from a crack that developed and a destroyer stood by us to take
on survivors in case we went down. Some days we didn't gain any
distance - one day we lost a few knots. Finally we reached New
York Harbor and saw the Statue of Liberty - what a wonderful
sight to see after all we had been through. There was a dock
strike going on in New York and they wouldn't let us dock, so
we had to come down on rope ladders into Army tugs to get to
shore. We walked about 2 miles to a railroad siding and got on
the train. The guys were pretty burnt up about them not letting
We were taken to Camp Kilmer, New Jersey, where they had a
big steak dinner with all the trimmings, including apple and
pumpkin pies and ice cream waiting for us. Boy what a treat that
They gave us new clothes, got all our records straightened
out, gave us physical's, etc. In a few days I received my orders
to report to Jefferson Barracks, Missouri, for my discharge.
Our group boarded the train and journeyed to St. Louis. On 9
February 1946, I received my Honorable Discharge and I was a
civilian again. My mother and dad were waiting for me.
My years in the service are something I will never forget. I
felt it was my duty to serve my country and in my heart I can
be proud of what I did. I can truthfully say I would not like
to relive those many months in combat, nor do I feel that I would
be capable physically of withstanding the rigors of combat. I

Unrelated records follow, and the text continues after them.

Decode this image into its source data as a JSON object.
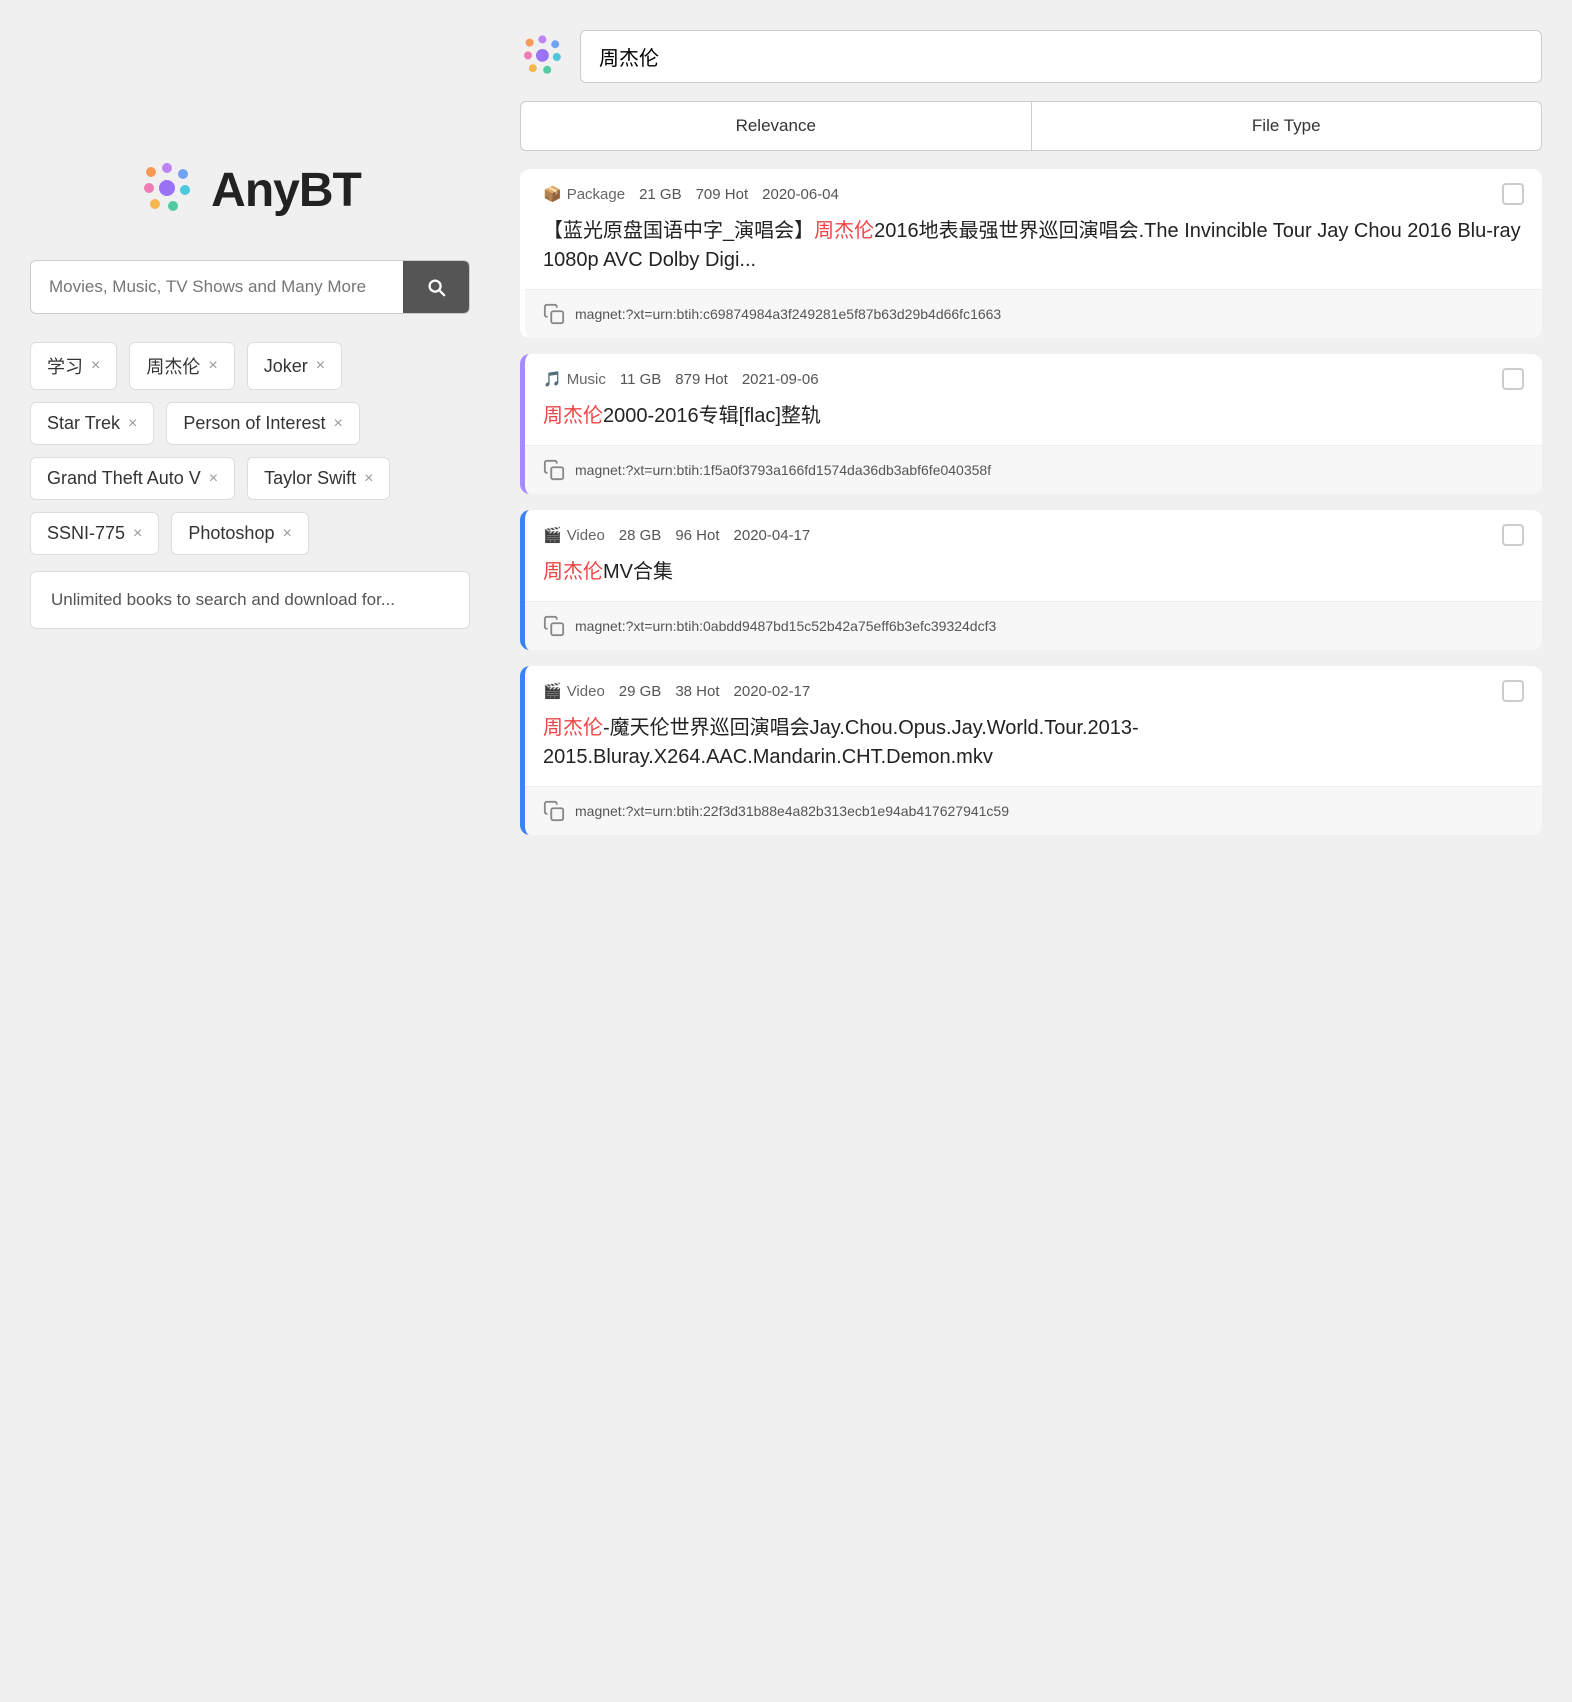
{
  "logo": {
    "text": "AnyBT"
  },
  "search": {
    "placeholder": "Movies, Music, TV Shows and Many More",
    "value": ""
  },
  "tags": [
    {
      "label": "学习",
      "id": "tag-xuexi"
    },
    {
      "label": "周杰伦",
      "id": "tag-zjl"
    },
    {
      "label": "Joker",
      "id": "tag-joker"
    },
    {
      "label": "Star Trek",
      "id": "tag-startrek"
    },
    {
      "label": "Person of Interest",
      "id": "tag-poi"
    },
    {
      "label": "Grand Theft Auto V",
      "id": "tag-gta"
    },
    {
      "label": "Taylor Swift",
      "id": "tag-taylor"
    },
    {
      "label": "SSNI-775",
      "id": "tag-ssni"
    },
    {
      "label": "Photoshop",
      "id": "tag-photoshop"
    }
  ],
  "unlimited_text": "Unlimited books to search and download for...",
  "right": {
    "search_value": "周杰伦",
    "filter_relevance": "Relevance",
    "filter_filetype": "File Type"
  },
  "results": [
    {
      "border": "no-border",
      "type_icon": "📦",
      "type_label": "Package",
      "size": "21 GB",
      "hot": "709 Hot",
      "date": "2020-06-04",
      "title_parts": [
        {
          "text": "【蓝光原盘国语中字_演唱会】",
          "highlight": false
        },
        {
          "text": "周杰伦",
          "highlight": true
        },
        {
          "text": "2016地表最强世界巡回演唱会.The Invincible Tour Jay Chou 2016 Blu-ray 1080p AVC Dolby Digi...",
          "highlight": false
        }
      ],
      "magnet": "magnet:?xt=urn:btih:c69874984a3f249281e5f87b63d29b4d66fc1663"
    },
    {
      "border": "purple-border",
      "type_icon": "🎵",
      "type_label": "Music",
      "size": "11 GB",
      "hot": "879 Hot",
      "date": "2021-09-06",
      "title_parts": [
        {
          "text": "周杰伦",
          "highlight": true
        },
        {
          "text": "2000-2016专辑[flac]整轨",
          "highlight": false
        }
      ],
      "magnet": "magnet:?xt=urn:btih:1f5a0f3793a166fd1574da36db3abf6fe040358f"
    },
    {
      "border": "blue-border",
      "type_icon": "🎬",
      "type_label": "Video",
      "size": "28 GB",
      "hot": "96 Hot",
      "date": "2020-04-17",
      "title_parts": [
        {
          "text": "周杰伦",
          "highlight": true
        },
        {
          "text": "MV合集",
          "highlight": false
        }
      ],
      "magnet": "magnet:?xt=urn:btih:0abdd9487bd15c52b42a75eff6b3efc39324dcf3"
    },
    {
      "border": "blue-border2",
      "type_icon": "🎬",
      "type_label": "Video",
      "size": "29 GB",
      "hot": "38 Hot",
      "date": "2020-02-17",
      "title_parts": [
        {
          "text": "周杰伦",
          "highlight": true
        },
        {
          "text": "-魔天伦世界巡回演唱会Jay.Chou.Opus.Jay.World.Tour.2013-2015.Bluray.X264.AAC.Mandarin.CHT.Demon.mkv",
          "highlight": false
        }
      ],
      "magnet": "magnet:?xt=urn:btih:22f3d31b88e4a82b313ecb1e94ab417627941c59"
    }
  ]
}
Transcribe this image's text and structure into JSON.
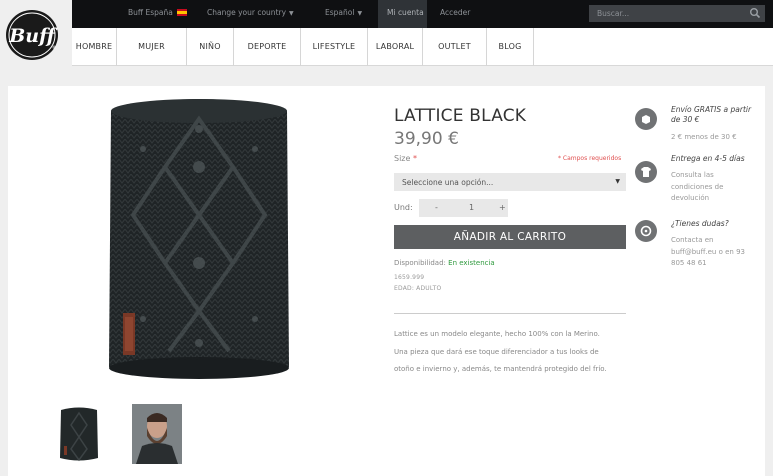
{
  "topbar": {
    "store": "Buff España",
    "change_country": "Change your country",
    "language": "Español",
    "my_account": "Mi cuenta",
    "login": "Acceder",
    "search_placeholder": "Buscar..."
  },
  "brand": {
    "logo_text": "Buff"
  },
  "nav": [
    "HOMBRE",
    "MUJER",
    "NIÑO",
    "DEPORTE",
    "LIFESTYLE",
    "LABORAL",
    "OUTLET",
    "BLOG"
  ],
  "product": {
    "title": "LATTICE BLACK",
    "price": "39,90 €",
    "size_label": "Size",
    "size_required_mark": "*",
    "required_note": "* Campos requeridos",
    "size_select_value": "Seleccione una opción...",
    "qty_label": "Und:",
    "qty_minus": "-",
    "qty_value": "1",
    "qty_plus": "+",
    "add_to_cart": "AÑADIR AL CARRITO",
    "availability_label": "Disponibilidad:",
    "availability_value": "En existencia",
    "sku": "1659.999",
    "age": "EDAD: ADULTO",
    "description_lines": [
      "Lattice es un modelo elegante, hecho 100% con la Merino.",
      "Una pieza que dará ese toque diferenciador a tus looks de",
      "otoño e invierno y, además, te mantendrá protegido del frío."
    ]
  },
  "sidebar": {
    "shipping_title_1": "Envío GRATIS a partir",
    "shipping_title_2": "de 30 €",
    "shipping_sub": "2 € menos de 30 €",
    "delivery_title": "Entrega en 4-5 días",
    "delivery_sub_1": "Consulta las",
    "delivery_sub_2": "condiciones de",
    "delivery_sub_3": "devolución",
    "questions_title": "¿Tienes dudas?",
    "questions_sub_1": "Contacta en",
    "questions_sub_2": "buff@buff.eu o en 93",
    "questions_sub_3": "805 48 61"
  },
  "colors": {
    "topbar_bg": "#0f1012",
    "cart_button": "#5d5f61",
    "in_stock": "#2f9a3e",
    "required": "#e05050"
  }
}
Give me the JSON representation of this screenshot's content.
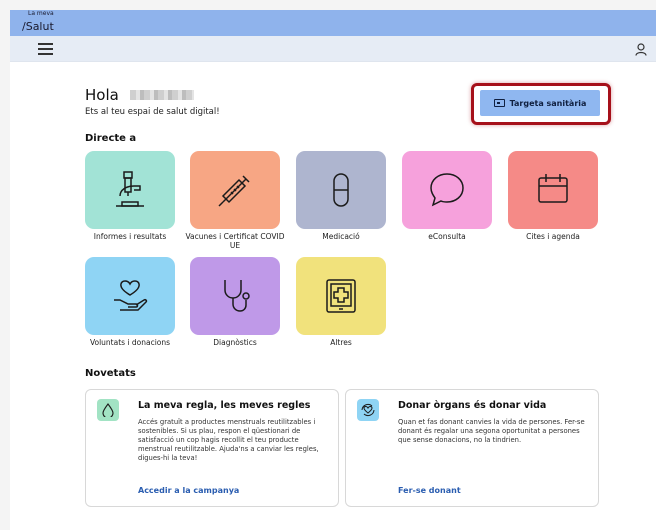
{
  "header": {
    "logo_small": "La meva",
    "logo_big": "/Salut"
  },
  "greeting": {
    "hello": "Hola",
    "subtitle": "Ets al teu espai de salut digital!"
  },
  "health_card_button": {
    "label": "Targeta sanitària"
  },
  "direct_section": {
    "title": "Directe a",
    "tiles": [
      {
        "label": "Informes i resultats",
        "color": "#a2e3d6",
        "icon": "microscope-icon"
      },
      {
        "label": "Vacunes i Certificat COVID UE",
        "color": "#f7a684",
        "icon": "syringe-icon"
      },
      {
        "label": "Medicació",
        "color": "#aeb5cf",
        "icon": "pill-icon"
      },
      {
        "label": "eConsulta",
        "color": "#f6a1dc",
        "icon": "chat-bubble-icon"
      },
      {
        "label": "Cites i agenda",
        "color": "#f58a87",
        "icon": "calendar-icon"
      },
      {
        "label": "Voluntats i donacions",
        "color": "#8fd4f4",
        "icon": "hand-heart-icon"
      },
      {
        "label": "Diagnòstics",
        "color": "#bf99e8",
        "icon": "stethoscope-icon"
      },
      {
        "label": "Altres",
        "color": "#f1e27c",
        "icon": "tablet-cross-icon"
      }
    ]
  },
  "news_section": {
    "title": "Novetats",
    "cards": [
      {
        "title": "La meva regla, les meves regles",
        "body": "Accés gratuït a productes menstruals reutilitzables i sostenibles. Si us plau, respon el qüestionari de satisfacció un cop hagis recollit el teu producte menstrual reutilitzable. Ajuda'ns a canviar les regles, digues-hi la teva!",
        "link": "Accedir a la campanya",
        "icon_color": "#a2e3c4",
        "icon": "drop-icon"
      },
      {
        "title": "Donar òrgans és donar vida",
        "body": "Quan et fas donant canvies la vida de persones. Fer-se donant és regalar una segona oportunitat a persones que sense donacions, no la tindrien.",
        "link": "Fer-se donant",
        "icon_color": "#8fd4f4",
        "icon": "heart-cycle-icon"
      }
    ]
  }
}
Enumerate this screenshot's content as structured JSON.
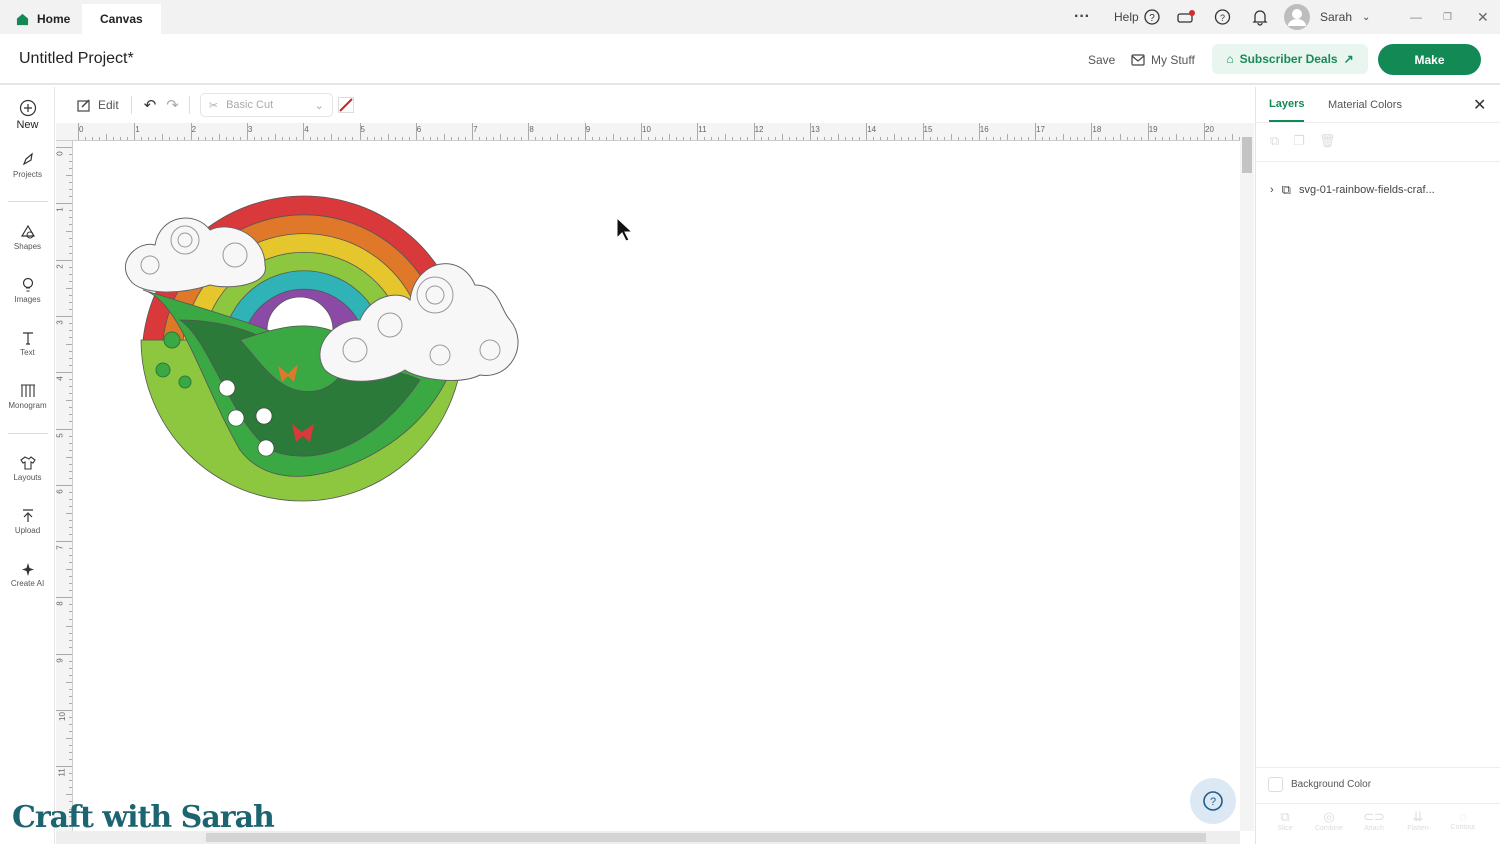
{
  "topbar": {
    "tabs": [
      {
        "label": "Home"
      },
      {
        "label": "Canvas"
      }
    ],
    "help": "Help",
    "user": "Sarah"
  },
  "header": {
    "project_title": "Untitled Project*",
    "save": "Save",
    "my_stuff": "My Stuff",
    "subscriber_deals": "Subscriber Deals",
    "make": "Make"
  },
  "leftbar": {
    "items": [
      {
        "label": "New"
      },
      {
        "label": "Projects"
      },
      {
        "label": "Shapes"
      },
      {
        "label": "Images"
      },
      {
        "label": "Text"
      },
      {
        "label": "Monogram"
      },
      {
        "label": "Layouts"
      },
      {
        "label": "Upload"
      },
      {
        "label": "Create AI"
      }
    ]
  },
  "toolbar": {
    "edit": "Edit",
    "operation": "Basic Cut"
  },
  "ruler": {
    "h": [
      "0",
      "1",
      "2",
      "3",
      "4",
      "5",
      "6",
      "7",
      "8",
      "9",
      "10",
      "11",
      "12",
      "13",
      "14",
      "15",
      "16",
      "17",
      "18",
      "19",
      "20"
    ],
    "v": [
      "0",
      "1",
      "2",
      "3",
      "4",
      "5",
      "6",
      "7",
      "8",
      "9",
      "10",
      "11"
    ]
  },
  "panel": {
    "tabs": [
      {
        "label": "Layers"
      },
      {
        "label": "Material Colors"
      }
    ],
    "layer_name": "svg-01-rainbow-fields-craf...",
    "background_color": "Background Color",
    "actions": [
      {
        "label": "Slice"
      },
      {
        "label": "Combine"
      },
      {
        "label": "Attach"
      },
      {
        "label": "Flatten"
      },
      {
        "label": "Contour"
      }
    ]
  },
  "watermark": "Craft with Sarah",
  "colors": {
    "accent": "#138a55",
    "rainbow": [
      "#d9393b",
      "#e0782a",
      "#e5c62c",
      "#8dc63f",
      "#2fb3b7",
      "#8a4aa6"
    ]
  }
}
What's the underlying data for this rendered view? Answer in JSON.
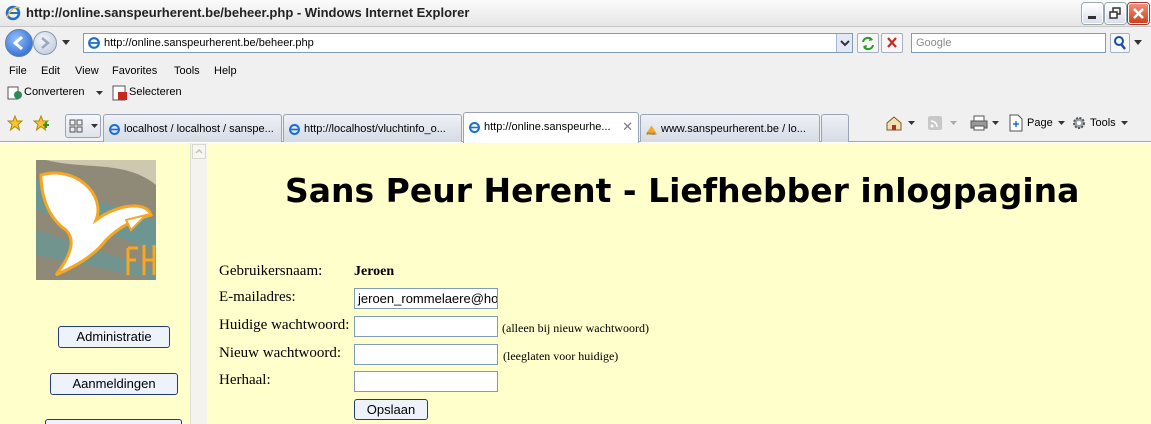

thank God for having spared my life and I know that without His
help I would not have returned.
Robert T. Gravlin